(Records drawn from a dataset)
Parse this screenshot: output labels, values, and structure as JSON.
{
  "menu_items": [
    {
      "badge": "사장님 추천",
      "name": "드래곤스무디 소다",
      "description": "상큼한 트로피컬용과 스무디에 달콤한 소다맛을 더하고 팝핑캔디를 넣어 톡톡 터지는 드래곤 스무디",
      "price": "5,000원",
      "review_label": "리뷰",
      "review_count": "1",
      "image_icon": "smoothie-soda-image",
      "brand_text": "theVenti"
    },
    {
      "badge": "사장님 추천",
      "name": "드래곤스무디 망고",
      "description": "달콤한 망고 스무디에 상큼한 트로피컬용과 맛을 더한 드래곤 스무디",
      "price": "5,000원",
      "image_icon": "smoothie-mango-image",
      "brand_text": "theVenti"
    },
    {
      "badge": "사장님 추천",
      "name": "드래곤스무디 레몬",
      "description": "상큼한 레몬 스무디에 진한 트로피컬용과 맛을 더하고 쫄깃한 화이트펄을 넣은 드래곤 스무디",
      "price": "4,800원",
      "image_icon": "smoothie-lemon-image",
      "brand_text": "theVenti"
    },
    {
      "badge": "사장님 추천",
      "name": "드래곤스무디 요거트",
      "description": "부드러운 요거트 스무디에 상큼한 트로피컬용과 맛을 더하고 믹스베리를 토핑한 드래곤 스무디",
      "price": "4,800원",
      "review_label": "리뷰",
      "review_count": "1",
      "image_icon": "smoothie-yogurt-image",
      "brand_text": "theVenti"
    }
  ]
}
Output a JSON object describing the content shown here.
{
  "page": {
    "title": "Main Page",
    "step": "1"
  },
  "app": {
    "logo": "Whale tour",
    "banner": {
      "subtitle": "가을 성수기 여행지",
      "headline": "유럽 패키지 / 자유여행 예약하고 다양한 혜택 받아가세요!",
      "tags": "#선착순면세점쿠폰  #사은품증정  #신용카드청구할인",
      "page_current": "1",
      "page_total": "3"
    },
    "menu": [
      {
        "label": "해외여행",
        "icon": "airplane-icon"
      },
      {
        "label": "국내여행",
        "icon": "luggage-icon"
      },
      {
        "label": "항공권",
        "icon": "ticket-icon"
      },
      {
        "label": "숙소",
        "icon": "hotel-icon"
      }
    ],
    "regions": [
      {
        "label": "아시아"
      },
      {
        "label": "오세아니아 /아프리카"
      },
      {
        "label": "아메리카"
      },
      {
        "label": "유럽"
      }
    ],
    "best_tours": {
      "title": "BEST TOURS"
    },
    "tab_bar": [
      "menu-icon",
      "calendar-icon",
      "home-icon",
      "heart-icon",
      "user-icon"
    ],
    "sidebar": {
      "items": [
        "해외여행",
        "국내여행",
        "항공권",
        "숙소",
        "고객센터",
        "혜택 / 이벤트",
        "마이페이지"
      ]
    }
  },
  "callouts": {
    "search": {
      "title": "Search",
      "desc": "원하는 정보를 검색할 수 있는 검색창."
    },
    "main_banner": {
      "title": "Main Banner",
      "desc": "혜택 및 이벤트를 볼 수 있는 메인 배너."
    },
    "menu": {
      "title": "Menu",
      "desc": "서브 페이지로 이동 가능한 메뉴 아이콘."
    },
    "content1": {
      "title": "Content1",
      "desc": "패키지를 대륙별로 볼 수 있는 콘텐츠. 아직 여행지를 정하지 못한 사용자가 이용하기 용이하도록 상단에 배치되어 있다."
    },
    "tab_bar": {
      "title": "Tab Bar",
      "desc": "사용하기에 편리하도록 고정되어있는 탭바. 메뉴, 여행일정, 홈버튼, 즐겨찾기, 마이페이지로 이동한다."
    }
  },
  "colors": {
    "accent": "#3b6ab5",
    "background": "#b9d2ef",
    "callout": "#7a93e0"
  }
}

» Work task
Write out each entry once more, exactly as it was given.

» Exercise answer
Parse this screenshot: output labels, values, and structure as JSON.
{
  "menu_items": [
    {
      "badge": "사장님 추천",
      "name": "드래곤스무디 소다",
      "description": "상큼한 트로피컬용과 스무디에 달콤한 소다맛을 더하고 팝핑캔디를 넣어 톡톡 터지는 드래곤 스무디",
      "price": "5,000원",
      "review_label": "리뷰",
      "review_count": "1",
      "image_icon": "smoothie-soda-image",
      "brand_text": "theVenti"
    },
    {
      "badge": "사장님 추천",
      "name": "드래곤스무디 망고",
      "description": "달콤한 망고 스무디에 상큼한 트로피컬용과 맛을 더한 드래곤 스무디",
      "price": "5,000원",
      "image_icon": "smoothie-mango-image",
      "brand_text": "theVenti"
    },
    {
      "badge": "사장님 추천",
      "name": "드래곤스무디 레몬",
      "description": "상큼한 레몬 스무디에 진한 트로피컬용과 맛을 더하고 쫄깃한 화이트펄을 넣은 드래곤 스무디",
      "price": "4,800원",
      "image_icon": "smoothie-lemon-image",
      "brand_text": "theVenti"
    },
    {
      "badge": "사장님 추천",
      "name": "드래곤스무디 요거트",
      "description": "부드러운 요거트 스무디에 상큼한 트로피컬용과 맛을 더하고 믹스베리를 토핑한 드래곤 스무디",
      "price": "4,800원",
      "review_label": "리뷰",
      "review_count": "1",
      "image_icon": "smoothie-yogurt-image",
      "brand_text": "theVenti"
    }
  ]
}
Output a JSON object describing the content shown here.
{
  "page": {
    "title": "Main Page",
    "step": "1"
  },
  "app": {
    "logo": "Whale tour",
    "banner": {
      "subtitle": "가을 성수기 여행지",
      "headline": "유럽 패키지 / 자유여행 예약하고 다양한 혜택 받아가세요!",
      "tags": "#선착순면세점쿠폰  #사은품증정  #신용카드청구할인",
      "page_current": "1",
      "page_total": "3"
    },
    "menu": [
      {
        "label": "해외여행",
        "icon": "airplane-icon"
      },
      {
        "label": "국내여행",
        "icon": "luggage-icon"
      },
      {
        "label": "항공권",
        "icon": "ticket-icon"
      },
      {
        "label": "숙소",
        "icon": "hotel-icon"
      }
    ],
    "regions": [
      {
        "label": "아시아"
      },
      {
        "label": "오세아니아 /아프리카"
      },
      {
        "label": "아메리카"
      },
      {
        "label": "유럽"
      }
    ],
    "best_tours": {
      "title": "BEST TOURS"
    },
    "tab_bar": [
      "menu-icon",
      "calendar-icon",
      "home-icon",
      "heart-icon",
      "user-icon"
    ],
    "sidebar": {
      "items": [
        "해외여행",
        "국내여행",
        "항공권",
        "숙소",
        "고객센터",
        "혜택 / 이벤트",
        "마이페이지"
      ]
    }
  },
  "callouts": {
    "search": {
      "title": "Search",
      "desc": "원하는 정보를 검색할 수 있는 검색창."
    },
    "main_banner": {
      "title": "Main Banner",
      "desc": "혜택 및 이벤트를 볼 수 있는 메인 배너."
    },
    "menu": {
      "title": "Menu",
      "desc": "서브 페이지로 이동 가능한 메뉴 아이콘."
    },
    "content1": {
      "title": "Content1",
      "desc": "패키지를 대륙별로 볼 수 있는 콘텐츠. 아직 여행지를 정하지 못한 사용자가 이용하기 용이하도록 상단에 배치되어 있다."
    },
    "tab_bar": {
      "title": "Tab Bar",
      "desc": "사용하기에 편리하도록 고정되어있는 탭바. 메뉴, 여행일정, 홈버튼, 즐겨찾기, 마이페이지로 이동한다."
    }
  },
  "colors": {
    "accent": "#3b6ab5",
    "background": "#b9d2ef",
    "callout": "#7a93e0"
  }
}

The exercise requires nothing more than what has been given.